Burdette, who pitched for the Braves from 1953-63, was a key member of the 1957 World Series champion team, and he becomes the fourth former Braves player inducted since they were added to the ballot in 2007.
He joins fellow Braves greats Eddie Mathews, Warren Spahn and John Quinn as inductees in the Walk of Fame. As Burdette's daughters reminisced about him, Spahn's name came up quite a bit, as the two were close friends.
Of course, there weren't many people with whom Burdette was not friendly.
"We grew up just so honored to have him because not only was he a wonderful ballplayer, he taught me a lot about how to be a great friend. Dad never knew a stranger," Mary Lou Burdette-Wieloszynski said. "He also was very gracious to his fans and gave autographs out freely.
"Whenever he talked about Milwaukee, he talked about how wonderful the fans were in Milwaukee, and he liked them so much and said that they were good people. ... He and Warren, he said they loved it because they were treated like a real person."

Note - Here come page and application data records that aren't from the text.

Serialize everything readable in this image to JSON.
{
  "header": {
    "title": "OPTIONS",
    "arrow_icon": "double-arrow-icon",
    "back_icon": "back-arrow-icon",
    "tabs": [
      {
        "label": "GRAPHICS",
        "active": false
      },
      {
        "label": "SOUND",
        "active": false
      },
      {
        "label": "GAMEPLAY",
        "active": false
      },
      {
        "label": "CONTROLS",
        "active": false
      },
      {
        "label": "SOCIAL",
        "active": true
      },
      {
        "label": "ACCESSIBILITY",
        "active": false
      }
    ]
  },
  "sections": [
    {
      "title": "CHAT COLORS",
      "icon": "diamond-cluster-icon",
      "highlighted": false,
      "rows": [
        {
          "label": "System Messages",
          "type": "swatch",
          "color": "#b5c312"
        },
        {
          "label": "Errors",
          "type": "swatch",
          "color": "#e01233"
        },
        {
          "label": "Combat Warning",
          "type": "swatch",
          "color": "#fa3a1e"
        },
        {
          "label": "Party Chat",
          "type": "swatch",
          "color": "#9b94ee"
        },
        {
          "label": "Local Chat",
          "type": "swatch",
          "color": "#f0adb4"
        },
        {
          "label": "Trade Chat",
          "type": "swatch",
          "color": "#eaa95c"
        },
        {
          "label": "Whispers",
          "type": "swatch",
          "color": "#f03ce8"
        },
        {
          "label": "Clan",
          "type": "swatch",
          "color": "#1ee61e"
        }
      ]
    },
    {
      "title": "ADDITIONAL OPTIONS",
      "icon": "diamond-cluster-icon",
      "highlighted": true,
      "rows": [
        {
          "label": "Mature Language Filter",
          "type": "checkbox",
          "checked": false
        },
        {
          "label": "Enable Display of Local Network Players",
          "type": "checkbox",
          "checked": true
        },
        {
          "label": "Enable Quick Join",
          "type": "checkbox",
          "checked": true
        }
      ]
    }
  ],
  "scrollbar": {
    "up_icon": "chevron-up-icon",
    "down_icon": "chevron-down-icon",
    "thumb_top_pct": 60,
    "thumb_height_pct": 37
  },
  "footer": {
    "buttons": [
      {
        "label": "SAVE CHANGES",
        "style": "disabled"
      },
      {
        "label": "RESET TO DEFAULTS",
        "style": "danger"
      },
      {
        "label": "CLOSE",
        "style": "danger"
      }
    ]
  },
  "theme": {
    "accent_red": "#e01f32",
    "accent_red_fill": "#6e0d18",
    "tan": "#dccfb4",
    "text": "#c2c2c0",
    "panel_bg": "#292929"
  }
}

Brewers members of the Walk of Fame are Hank Aaron, Rollie Fingers, Paul Molitor, Robin Yount, Commissioner Bud Selig, Cecil Cooper, Bob Uecker, Harry Dalton, Jim Gantner, Gorman Thomas, Don Money and Harvey Kuenn.

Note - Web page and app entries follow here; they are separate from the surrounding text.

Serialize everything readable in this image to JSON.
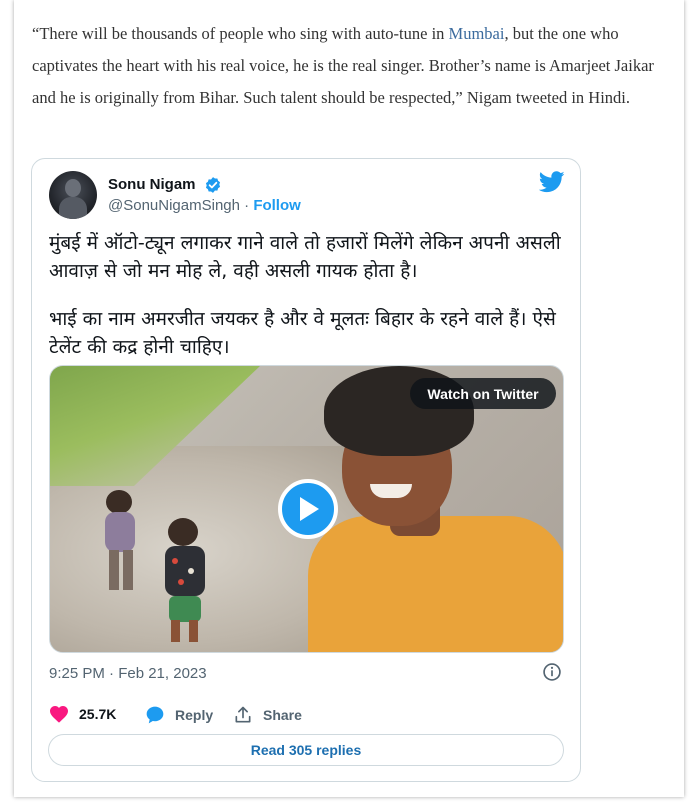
{
  "article": {
    "quote_open": "“There will be thousands of people who sing with auto-tune in ",
    "link": "Mumbai",
    "quote_rest": ", but the one who captivates the heart with his real voice, he is the real singer. Brother’s name is Amarjeet Jaikar and he is originally from Bihar. Such talent should be respected,”",
    "attribution": " Nigam tweeted in Hindi."
  },
  "tweet": {
    "display_name": "Sonu Nigam",
    "handle": "@SonuNigamSingh",
    "separator": " · ",
    "follow_label": "Follow",
    "paragraph1": "मुंबई में ऑटो-ट्यून लगाकर गाने वाले तो हजारों मिलेंगे लेकिन अपनी असली आवाज़ से जो मन मोह ले, वही असली गायक होता है।",
    "paragraph2": "भाई का नाम अमरजीत जयकर है और वे मूलतः बिहार के रहने वाले हैं। ऐसे टेलेंट की कद्र होनी चाहिए।",
    "watch_label": "Watch on Twitter",
    "timestamp": "9:25 PM · Feb 21, 2023",
    "likes": "25.7K",
    "reply_label": "Reply",
    "share_label": "Share",
    "read_replies_label": "Read 305 replies"
  },
  "icons": {
    "verified": "verified-badge-icon",
    "twitter": "twitter-bird-icon",
    "play": "play-icon",
    "info": "info-icon",
    "like": "heart-icon",
    "reply": "speech-bubble-icon",
    "share": "share-upload-icon"
  },
  "colors": {
    "link": "#3b6b9e",
    "twitter_blue": "#1d9bf0",
    "like_pink": "#f91880",
    "muted": "#536471"
  }
}
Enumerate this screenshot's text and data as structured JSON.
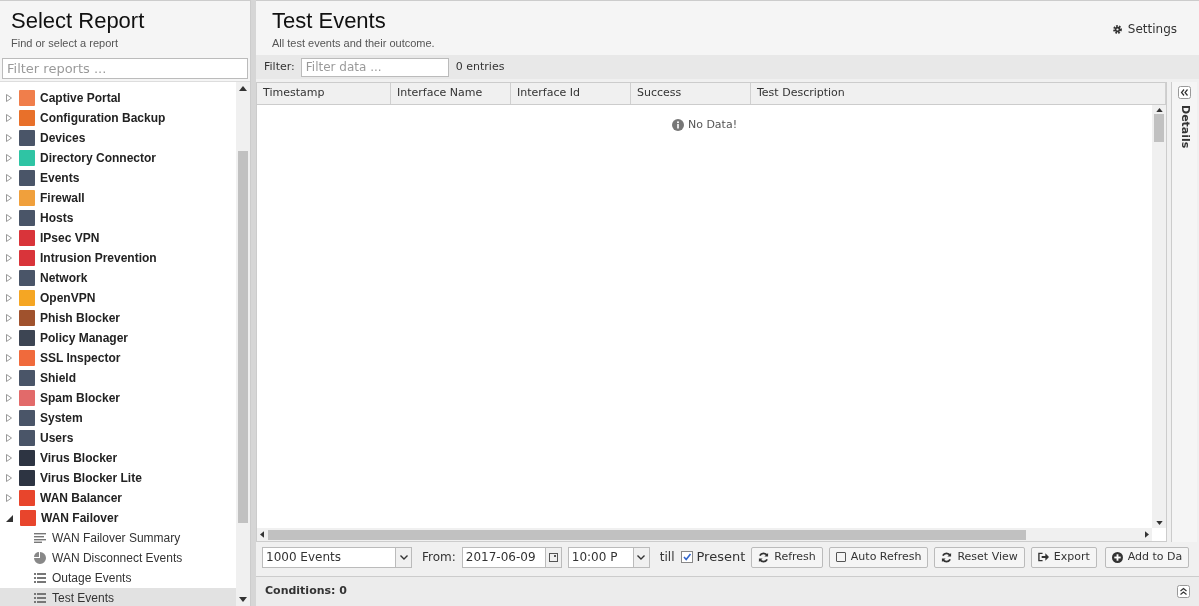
{
  "sidebar": {
    "title": "Select Report",
    "subtitle": "Find or select a report",
    "filter": {
      "placeholder": "Filter reports ..."
    },
    "items": [
      {
        "label": "Captive Portal",
        "color": "#f07e4b",
        "expanded": false
      },
      {
        "label": "Configuration Backup",
        "color": "#e8702a",
        "expanded": false
      },
      {
        "label": "Devices",
        "color": "#4a5568",
        "expanded": false
      },
      {
        "label": "Directory Connector",
        "color": "#2fc4a4",
        "expanded": false
      },
      {
        "label": "Events",
        "color": "#4a5568",
        "expanded": false
      },
      {
        "label": "Firewall",
        "color": "#f0a03c",
        "expanded": false
      },
      {
        "label": "Hosts",
        "color": "#4a5568",
        "expanded": false
      },
      {
        "label": "IPsec VPN",
        "color": "#d9343a",
        "expanded": false
      },
      {
        "label": "Intrusion Prevention",
        "color": "#d9343a",
        "expanded": false
      },
      {
        "label": "Network",
        "color": "#4a5568",
        "expanded": false
      },
      {
        "label": "OpenVPN",
        "color": "#f5a623",
        "expanded": false
      },
      {
        "label": "Phish Blocker",
        "color": "#a0522d",
        "expanded": false
      },
      {
        "label": "Policy Manager",
        "color": "#3d4553",
        "expanded": false
      },
      {
        "label": "SSL Inspector",
        "color": "#f06a3c",
        "expanded": false
      },
      {
        "label": "Shield",
        "color": "#4a5568",
        "expanded": false
      },
      {
        "label": "Spam Blocker",
        "color": "#e26a6a",
        "expanded": false
      },
      {
        "label": "System",
        "color": "#4a5568",
        "expanded": false
      },
      {
        "label": "Users",
        "color": "#4a5568",
        "expanded": false
      },
      {
        "label": "Virus Blocker",
        "color": "#2d3442",
        "expanded": false
      },
      {
        "label": "Virus Blocker Lite",
        "color": "#2d3442",
        "expanded": false
      },
      {
        "label": "WAN Balancer",
        "color": "#e8452c",
        "expanded": false
      },
      {
        "label": "WAN Failover",
        "color": "#e8452c",
        "expanded": true,
        "children": [
          {
            "label": "WAN Failover Summary",
            "kind": "text",
            "selected": false
          },
          {
            "label": "WAN Disconnect Events",
            "kind": "pie",
            "selected": false
          },
          {
            "label": "Outage Events",
            "kind": "list",
            "selected": false
          },
          {
            "label": "Test Events",
            "kind": "list",
            "selected": true
          }
        ]
      }
    ]
  },
  "report": {
    "title": "Test Events",
    "subtitle": "All test events and their outcome.",
    "settings": "Settings",
    "filter_label": "Filter:",
    "filter": {
      "placeholder": "Filter data ..."
    },
    "entries": "0 entries",
    "details": "Details",
    "columns": [
      "Timestamp",
      "Interface Name",
      "Interface Id",
      "Success",
      "Test Description"
    ],
    "empty": "No Data!",
    "toolbar": {
      "limit": "1000 Events",
      "from_label": "From:",
      "date": "2017-06-09",
      "time": "10:00 P",
      "till": "till",
      "present": {
        "label": "Present",
        "checked": true
      },
      "refresh": "Refresh",
      "auto_refresh": {
        "label": "Auto Refresh",
        "checked": false
      },
      "reset": "Reset View",
      "export": "Export",
      "add": "Add to Da"
    },
    "conditions": "Conditions: 0"
  }
}
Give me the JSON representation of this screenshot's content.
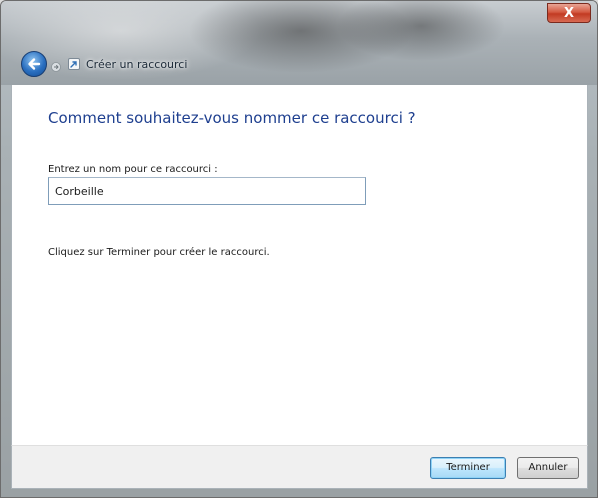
{
  "window": {
    "close_label": "X"
  },
  "navigation": {
    "breadcrumb": "Créer un raccourci",
    "back_icon": "back-arrow-icon",
    "forward_icon": "forward-arrow-icon"
  },
  "main": {
    "heading": "Comment souhaitez-vous nommer ce raccourci ?",
    "name_label": "Entrez un nom pour ce raccourci :",
    "name_value": "Corbeille",
    "instruction": "Cliquez sur Terminer pour créer le raccourci."
  },
  "footer": {
    "finish_label": "Terminer",
    "cancel_label": "Annuler"
  },
  "colors": {
    "heading": "#1e3f8f",
    "finish_button_border": "#3c7fb1",
    "close_button": "#c23a22"
  }
}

With Burdette being honored by the Brewers, his daughters -- Burdette-Wieloszynski, Elaina Fontana and Madge Burdette -- were in attendance Friday for the club's series opener against the Rangers.
At a pregame news conference, they were excited for their father's honor.

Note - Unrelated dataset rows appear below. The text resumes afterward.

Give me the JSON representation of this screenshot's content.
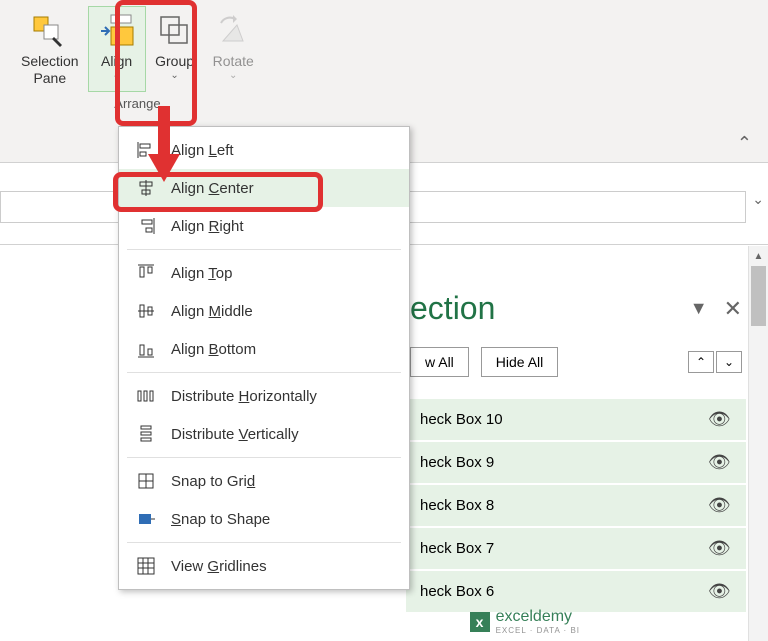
{
  "ribbon": {
    "group_label": "Arrange",
    "buttons": {
      "selection_pane": "Selection\nPane",
      "align": "Align",
      "group": "Group",
      "rotate": "Rotate"
    }
  },
  "menu": {
    "align_left": "Align Left",
    "align_center": "Align Center",
    "align_right": "Align Right",
    "align_top": "Align Top",
    "align_middle": "Align Middle",
    "align_bottom": "Align Bottom",
    "distribute_h": "Distribute Horizontally",
    "distribute_v": "Distribute Vertically",
    "snap_grid": "Snap to Grid",
    "snap_shape": "Snap to Shape",
    "view_gridlines": "View Gridlines"
  },
  "pane": {
    "title_suffix": "ection",
    "show_all": "w All",
    "hide_all": "Hide All",
    "items": [
      "heck Box 10",
      "heck Box 9",
      "heck Box 8",
      "heck Box 7",
      "heck Box 6"
    ]
  },
  "watermark": {
    "brand": "exceldemy",
    "sub": "EXCEL · DATA · BI"
  }
}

During the 1957 World Series, Burdette went 3-0 with a 0.67 ERA, allowing just two earned runs over 27 innings pitched, en route to earning MVP honors.
"We're just really proud of our dad and very honored to be here," Fontana said. "We've just had a wonderful experience growing up with our dad."
Overall, Burdette went 173-109 with Milwaukee with a 3.53 ERA in 420 games. In 1959, he led the National League with 21 wins, and in 1956 his 2.70 ERA also led the league.
Burdette's oldest daughter hoped to make her father proud as she threw out the ceremonial first pitch.
"I hope I can throw that ball, and it's not in the dirt," Madge Burdette said, "and make him smile from heaven. I know he's watching us. I'm just proud to be here."